Press Room: Press Releases

CIP Statement on Bush Administration Refusal to Participate in Peace Talks


One negotiates with enemies, not with friends

The Center for International Policy wishes to express its dismay that the Bush Administration has refused to accept Colombian President Andrés Pastrana's invitation to a special session of the Bogotá government's peace talks with the FARC guerrillas.

During his trip to Washington this week, President Pastrana on several occasions reiterated the invitation, first made in a written declaration from FARC and government negotiators on February 23, for U.S. government representatives to attend a March 8 "meeting of friendly countries" at the site of the peace dialogues. Twenty-six other countries were also invited to this meeting, and most have indicated their willingness to attend as a show of support for the talks.
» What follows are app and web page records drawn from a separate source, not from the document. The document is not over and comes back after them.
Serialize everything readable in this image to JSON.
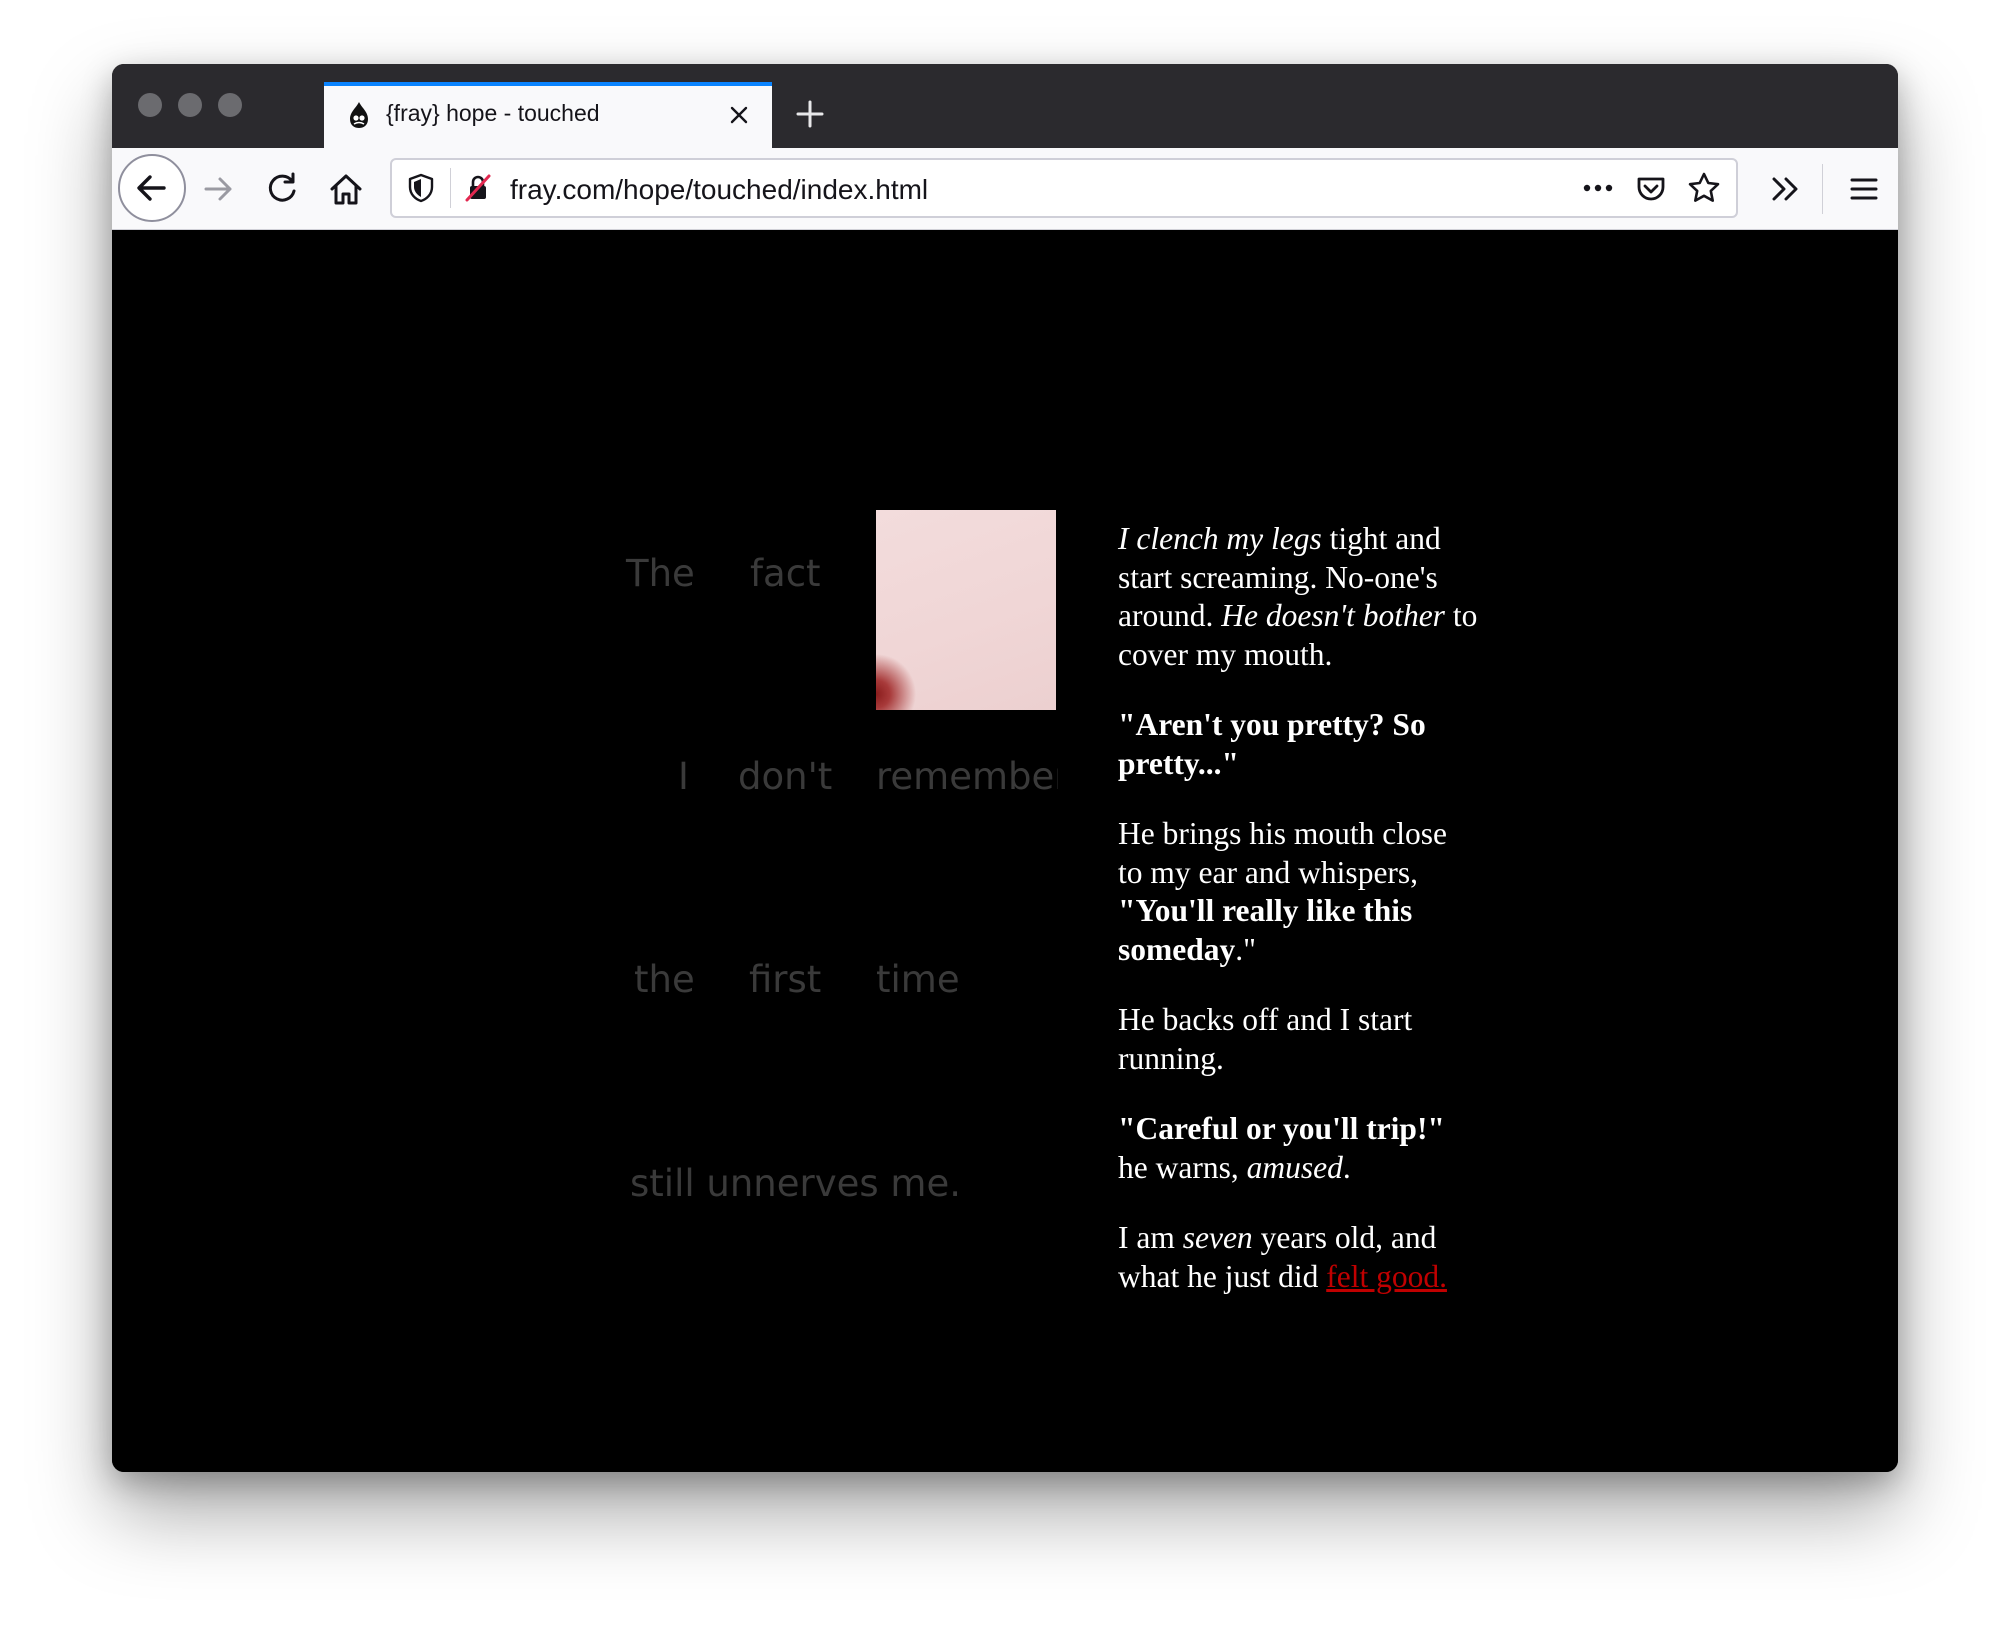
{
  "browser": {
    "tab_title": "{fray} hope - touched",
    "url": "fray.com/hope/touched/index.html"
  },
  "page": {
    "grey_text": {
      "row1": [
        "The",
        "fact"
      ],
      "row2": [
        "I",
        "don't",
        "remember"
      ],
      "row3": [
        "the",
        "first",
        "time"
      ],
      "row4": "still unnerves me."
    },
    "story": {
      "p1": {
        "em1": "I clench my legs",
        "t1": " tight and start screaming. No-one's around. ",
        "em2": "He doesn't bother",
        "t2": " to cover my mouth."
      },
      "p2": {
        "b1": "\"Aren't you pretty? So pretty...\""
      },
      "p3": {
        "t1": "He brings his mouth close to my ear and whispers, ",
        "b1": "\"You'll really like this someday",
        "t2": ".\""
      },
      "p4": {
        "t1": "He backs off and I start running."
      },
      "p5": {
        "b1": "\"Careful or you'll trip!\"",
        "t1": " he warns, ",
        "em1": "amused",
        "t2": "."
      },
      "p6": {
        "t1": "I am ",
        "em1": "seven",
        "t2": " years old, and what he just did ",
        "link": "felt good."
      }
    }
  }
}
The presence of U.S. government representatives would have sent a powerful message of support for the effort to bring the conflict with the FARC to a negotiated settlement. It would have served as important backing for Mr. Pastrana, who has risked much to move the FARC talks forward. "It is important that the United States be there to directly exchange points of view," Pastrana said on February 26.

Washington's official reason for boycotting the March 8 meeting is the pending case of a FARC front's February 1999 murders of three U.S. indigenous-rights activists in northeastern Colombia. U.S. policy forbids contact with FARC members - even in the presence or at the invitation of Colombian government officials - until those responsible for the murders are turned over to Colombian authorities. Since the FARC is very unlikely to turn its members over to a government that it considers a military opponent, the effect of the current policy is an indefinite cutoff of all official U.S. contact with the FARC, even though the group's dialogues with Bogotá continue.

The Center for International Policy joins in a forceful condemnation of the 1999 murders, and reiterates its call on the FARC to cease immediately its pattern of systematic violation of international humanitarian law.

We also note, however, that several murders of U.S. citizens did not prevent the Reagan Administration from pouring aid on El Salvador's military during the 1980s. We also recall the words of the mother of Terence Freitas, one of the FARC's victims, who wrote in the Washington Post in May 1999 that "I strongly object to having my son's murder used to pressure the Clinton administration to abandon support for peace initiatives in Colombia."

It is deeply disappointing that the United States has chosen to reject President Pastrana's invitation. Whether intended or unintended, the message received in Colombia will be that the United States has limitless resources and political will where military aid is concerned, but is unwilling even to take symbolic action to support Colombia's peace process.

All wars ultimately end in negotiations. The time to parley is earlier, rather than later.